The City of Toronto honoured the 68th anniversary of D-Day and the Invasion of Normandy Wednesday at city hall’s Nathan Phillips Square.
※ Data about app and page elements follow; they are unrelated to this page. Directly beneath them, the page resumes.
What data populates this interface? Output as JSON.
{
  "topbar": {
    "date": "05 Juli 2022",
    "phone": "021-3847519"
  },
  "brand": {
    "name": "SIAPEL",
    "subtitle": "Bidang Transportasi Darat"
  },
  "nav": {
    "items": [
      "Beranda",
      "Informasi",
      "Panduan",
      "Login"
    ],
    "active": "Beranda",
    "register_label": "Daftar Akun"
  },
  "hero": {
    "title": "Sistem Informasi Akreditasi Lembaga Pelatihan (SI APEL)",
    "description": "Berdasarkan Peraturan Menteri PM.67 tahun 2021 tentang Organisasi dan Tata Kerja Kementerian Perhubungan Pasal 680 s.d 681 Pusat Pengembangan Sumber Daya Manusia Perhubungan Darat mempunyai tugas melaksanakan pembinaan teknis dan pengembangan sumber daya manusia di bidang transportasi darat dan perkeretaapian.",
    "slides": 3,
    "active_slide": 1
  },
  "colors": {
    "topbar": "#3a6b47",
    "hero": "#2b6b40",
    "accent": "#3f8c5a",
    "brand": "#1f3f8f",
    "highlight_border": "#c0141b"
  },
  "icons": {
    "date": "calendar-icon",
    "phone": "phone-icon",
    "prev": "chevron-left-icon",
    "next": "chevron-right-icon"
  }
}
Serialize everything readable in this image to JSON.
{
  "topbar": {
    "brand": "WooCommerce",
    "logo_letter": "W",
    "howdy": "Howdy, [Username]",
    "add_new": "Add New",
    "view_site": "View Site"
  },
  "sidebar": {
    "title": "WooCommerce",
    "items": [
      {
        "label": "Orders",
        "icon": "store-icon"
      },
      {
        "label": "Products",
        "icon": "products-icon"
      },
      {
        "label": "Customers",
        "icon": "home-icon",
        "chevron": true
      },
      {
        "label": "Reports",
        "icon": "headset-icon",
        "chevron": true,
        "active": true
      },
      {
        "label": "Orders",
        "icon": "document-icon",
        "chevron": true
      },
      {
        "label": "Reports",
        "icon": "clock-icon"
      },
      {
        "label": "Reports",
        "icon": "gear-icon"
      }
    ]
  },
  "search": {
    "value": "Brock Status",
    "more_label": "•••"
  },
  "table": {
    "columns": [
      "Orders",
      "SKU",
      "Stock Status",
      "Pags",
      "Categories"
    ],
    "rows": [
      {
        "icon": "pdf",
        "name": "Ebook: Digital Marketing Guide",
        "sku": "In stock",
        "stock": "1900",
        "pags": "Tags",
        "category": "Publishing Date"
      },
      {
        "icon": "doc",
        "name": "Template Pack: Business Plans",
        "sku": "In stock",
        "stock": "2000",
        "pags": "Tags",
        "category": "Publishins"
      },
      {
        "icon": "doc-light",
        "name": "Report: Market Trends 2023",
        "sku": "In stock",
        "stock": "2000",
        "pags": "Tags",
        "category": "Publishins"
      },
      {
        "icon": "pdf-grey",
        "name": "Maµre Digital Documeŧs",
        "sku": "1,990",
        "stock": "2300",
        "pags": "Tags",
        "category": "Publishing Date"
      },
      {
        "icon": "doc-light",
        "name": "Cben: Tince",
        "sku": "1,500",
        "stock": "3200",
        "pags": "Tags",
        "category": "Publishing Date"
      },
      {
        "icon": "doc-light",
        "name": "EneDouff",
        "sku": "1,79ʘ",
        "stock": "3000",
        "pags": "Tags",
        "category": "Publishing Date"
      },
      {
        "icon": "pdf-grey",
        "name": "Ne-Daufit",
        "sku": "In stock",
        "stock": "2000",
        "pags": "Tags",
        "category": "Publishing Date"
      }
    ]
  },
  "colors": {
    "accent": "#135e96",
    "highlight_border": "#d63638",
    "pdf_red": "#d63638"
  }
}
Hundreds gathered to pay tribute to the tens of thousands of soldiers, who risked their lives and defeated Field Marshal Karl Rudolf Gerd von Rundstedt and the Nazi commanders, leaders and soldiers on that iconic morning.
The D-Day operation was considered a crusade by General Dwight D. Eisenhower, who said, “We will accept nothing less than full victory.” To conquer Adolf Hitler’s Nazi Germany, more than 5,000 ships and 11,000 aircraft aided the Normandy Landings.
Mayor Rob Ford, several members of city council and the retired and active men and women of Canada’s military and Toronto’s public services remembered D-Day by looking back at that deadly day and to honour the men and women who serve or have served in Canada’s military or Toronto’s public services.
Wednesday’s event honoured John Hadley, a veteran of the Queen’s Own Rifles, and featured a musical prelude, a parade, the singing of O Canada, the D-Day address and proclamation, two minutes of silence, the Act of Remembrance, a rendition of God Save the Queen and a marching send-off.
“I am honoured to be in the presence of our veterans, a group we must hold in the highest regard,” said the Toronto mayor. “Toronto remembers D-Day, Jun. 6, 2012, whereas 68 years ago today, the allied invasion of Normandy was a daring and remarkable military feat that marked a turning point in the course of the Second World War.”
Ford listed the accomplishments of Operation Overlord, which led to the liberation of Occupied Europe and the defeat of Nazi Germany. He added that Canadians are proud since the nation made up one-third of the allied forces that stormed the beaches of Normandy – Third Canadian Infantry Division and the Fourth Canadian Armored Brigade.
“We pay tribute to the D-Day veterans and all Canadians, who served overseas and on the home front during the Second World War and remember their courage and sacrifices they made for all of us,” added Ford.
The veteran honouree looked back to “the brave young Canadians,” who, including Hadley, overthrew the beaches of Normandy and reached their objective, which was the beginning of the end for the Nazis.
“When the roll was called, we had one non-commissioned officer left and one lieutenant left – the rest had died on the beach. When they called the roll there were 19 riflemen left out of a company of 120. Too many men paid the price and too many men will never come home,” said Hadley. “I thank the mayor, the city of Toronto and the people of Toronto for this proclamation. I will remember to pay tribute to the young men who never came home.”